The Angelus by Millet

The Angelus

    God grants each of a special set of gifts, one of the most amazing gifts to me is the ability to depict an everyday occurrence in a profound manner that it causes you to stop and reflect on what you are seeing or experiencing. It could be by book, film, photographs, drawing or painting. This painting is a wonderful depiction of giving praise to God.  The subject matter always makes me stop and look a little closer to the painting. The subject is beautiful:  a man and a woman are reciting the Angelus in a quiet field. Because they have paused in the middle of working, all the tools of their labor–a potato fork, basket, sacks, and a wheelbarrow–are right beside them. What is the meaning behind the name of the painting, The Angelus is?

Millet reportedly wrote of the painting, “The idea for The Angelus came to me because I remembered that my grandmother, hearing the church bell ringing while we were working in the fields, always made us stop work to say the Angelus prayer for the poor departed very religiously and with cap in hand.”

The painter, Jean François Millet, was born in Gruchy near Gréville on Oct. 4, 1814. His parents were peasants, and he grew up working on a farm. In 1837 Millet moved to Paris to study painting. To learn the traditions of classical and religious painting, he entered the studio of Paul Delaroche, a successful academic imitator of the revolutionary romanticist Eugène Delacroix. He and Delacroix were not a successful pairing but Millet stayed on in Paris, supporting himself by making pastel reproductions of rococo masters, occasional oil portraits, and commercial signs. During the 1840s Millet’s painting gradually shifted from classical and religious subjects to scenes of the rural and peasant life with which he was familiar. As it did, he gained increasing support and recognition from other painters in his generation. Among these were Narcisse Diaz de la Peña and Théodore Rousseau, two landscape painters who were instrumental in forming the loose association of artists known as the Barbizon school. Millet and the other Barbizon artists resisted the grand traditions of classical and religious painting, preferring a direct, unaffected confrontation with the phenomena of the natural world. During the 1830s and 1840s their works were generally regarded as crude, unfinished, and unacceptable to the official tastes of the Parisian Salons. After mid-century, however, the Barbizon artists slowly gained increasing recognition, and their achievement became an important inspiration for the younger generation of impressionists. Millet moved to Barbizon in 1848. The village was his home for the rest of his life, and he died there on Jan. 20, 1875.

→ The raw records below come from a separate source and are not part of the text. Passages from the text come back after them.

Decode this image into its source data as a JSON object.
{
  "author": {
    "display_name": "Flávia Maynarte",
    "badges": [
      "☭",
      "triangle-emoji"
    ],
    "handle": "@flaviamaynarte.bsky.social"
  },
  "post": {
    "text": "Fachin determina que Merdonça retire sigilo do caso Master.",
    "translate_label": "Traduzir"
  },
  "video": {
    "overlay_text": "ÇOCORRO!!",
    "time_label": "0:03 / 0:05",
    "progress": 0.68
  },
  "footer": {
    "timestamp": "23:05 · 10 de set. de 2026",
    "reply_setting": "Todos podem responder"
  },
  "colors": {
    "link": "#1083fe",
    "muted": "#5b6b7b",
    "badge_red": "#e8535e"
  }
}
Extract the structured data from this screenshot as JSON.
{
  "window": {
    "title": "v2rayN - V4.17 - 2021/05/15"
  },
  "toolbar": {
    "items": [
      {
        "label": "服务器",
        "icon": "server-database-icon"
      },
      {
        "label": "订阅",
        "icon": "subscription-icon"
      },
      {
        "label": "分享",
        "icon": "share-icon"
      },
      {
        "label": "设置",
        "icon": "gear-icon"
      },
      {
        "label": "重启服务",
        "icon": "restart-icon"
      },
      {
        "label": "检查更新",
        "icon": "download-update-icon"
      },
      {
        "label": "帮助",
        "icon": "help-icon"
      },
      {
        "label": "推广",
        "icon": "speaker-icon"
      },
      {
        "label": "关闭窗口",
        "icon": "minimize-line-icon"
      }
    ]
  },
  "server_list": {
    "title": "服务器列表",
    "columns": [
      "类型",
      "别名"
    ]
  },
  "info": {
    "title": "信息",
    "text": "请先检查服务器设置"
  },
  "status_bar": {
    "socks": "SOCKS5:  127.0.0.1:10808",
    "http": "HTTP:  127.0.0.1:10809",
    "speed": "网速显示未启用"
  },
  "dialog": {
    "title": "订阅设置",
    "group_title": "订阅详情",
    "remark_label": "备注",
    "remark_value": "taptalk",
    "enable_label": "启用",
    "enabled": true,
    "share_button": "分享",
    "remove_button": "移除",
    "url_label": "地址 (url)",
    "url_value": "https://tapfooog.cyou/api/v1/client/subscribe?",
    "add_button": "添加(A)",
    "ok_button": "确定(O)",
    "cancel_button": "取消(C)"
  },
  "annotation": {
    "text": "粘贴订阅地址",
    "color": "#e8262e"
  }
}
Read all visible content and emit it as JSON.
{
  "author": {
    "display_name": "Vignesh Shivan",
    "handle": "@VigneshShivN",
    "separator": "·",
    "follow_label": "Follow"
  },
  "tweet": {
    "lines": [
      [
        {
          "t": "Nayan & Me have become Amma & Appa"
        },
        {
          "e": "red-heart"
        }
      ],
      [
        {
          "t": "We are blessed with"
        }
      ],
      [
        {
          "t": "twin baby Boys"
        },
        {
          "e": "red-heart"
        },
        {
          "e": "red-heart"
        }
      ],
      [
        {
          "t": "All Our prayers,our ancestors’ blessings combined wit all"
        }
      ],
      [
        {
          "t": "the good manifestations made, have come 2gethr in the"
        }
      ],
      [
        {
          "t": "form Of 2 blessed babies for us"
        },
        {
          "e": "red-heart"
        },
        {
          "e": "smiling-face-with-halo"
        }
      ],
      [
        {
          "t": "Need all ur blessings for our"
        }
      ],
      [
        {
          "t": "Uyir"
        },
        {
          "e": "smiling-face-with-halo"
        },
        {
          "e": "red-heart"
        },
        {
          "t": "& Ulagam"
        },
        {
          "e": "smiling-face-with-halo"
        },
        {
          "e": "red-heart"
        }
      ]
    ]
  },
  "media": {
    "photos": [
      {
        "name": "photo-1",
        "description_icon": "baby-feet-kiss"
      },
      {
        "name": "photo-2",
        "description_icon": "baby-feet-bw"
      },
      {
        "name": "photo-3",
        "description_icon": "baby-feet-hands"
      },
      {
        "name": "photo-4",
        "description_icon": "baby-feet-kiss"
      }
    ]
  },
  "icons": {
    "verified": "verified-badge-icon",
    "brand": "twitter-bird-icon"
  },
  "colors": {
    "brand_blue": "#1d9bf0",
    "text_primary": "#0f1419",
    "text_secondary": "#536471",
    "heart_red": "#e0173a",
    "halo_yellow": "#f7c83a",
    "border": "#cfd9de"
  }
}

The story the Angelus tells is first of all one of willingness, of actively embracing a task at hand, just as Mary rose to her calling as Mother of God. She not only conceived but, as the prayer continues, exclaimed, Be it done unto me according to thy word. Second, the prayer is one of embodiment and immanence: And the Word became flesh / And dwelt among us. This is an old devotion that was already well established 700 years ago. The Angelus originated with the 11th-century monastic custom of reciting three Hail Marys during the evening, or Compline, bell. The first written documentation stems from Italian Franciscan monk Sinigardi di Arezzo (died 1282). Franciscan monasteries in Italy document the use in 1263 and 1295. The current form of the Angelus prayer is included in a Venetian Catechism from 1560. The older usages seem to have commemorated the resurrection of Christ in the morning, his suffering at noon and the annunciation in the evening.  In 1269, St Bonaventure urged the faithful to adopt the custom of the Franciscans of saying three Hail Marys as the Compline bell was rung. The picture, even after interrupting work with a divine injunction, the prayer insists that the divine is also present in the people and things at hand, however fleshy and messy they appear. Upon returning to work, then, we take that incarnation with us.

From the tones of the colors, the humbleness of the people and the innocence of the surroundings this painting express a devotion and commitment to their Faith. That is always a beautiful thing.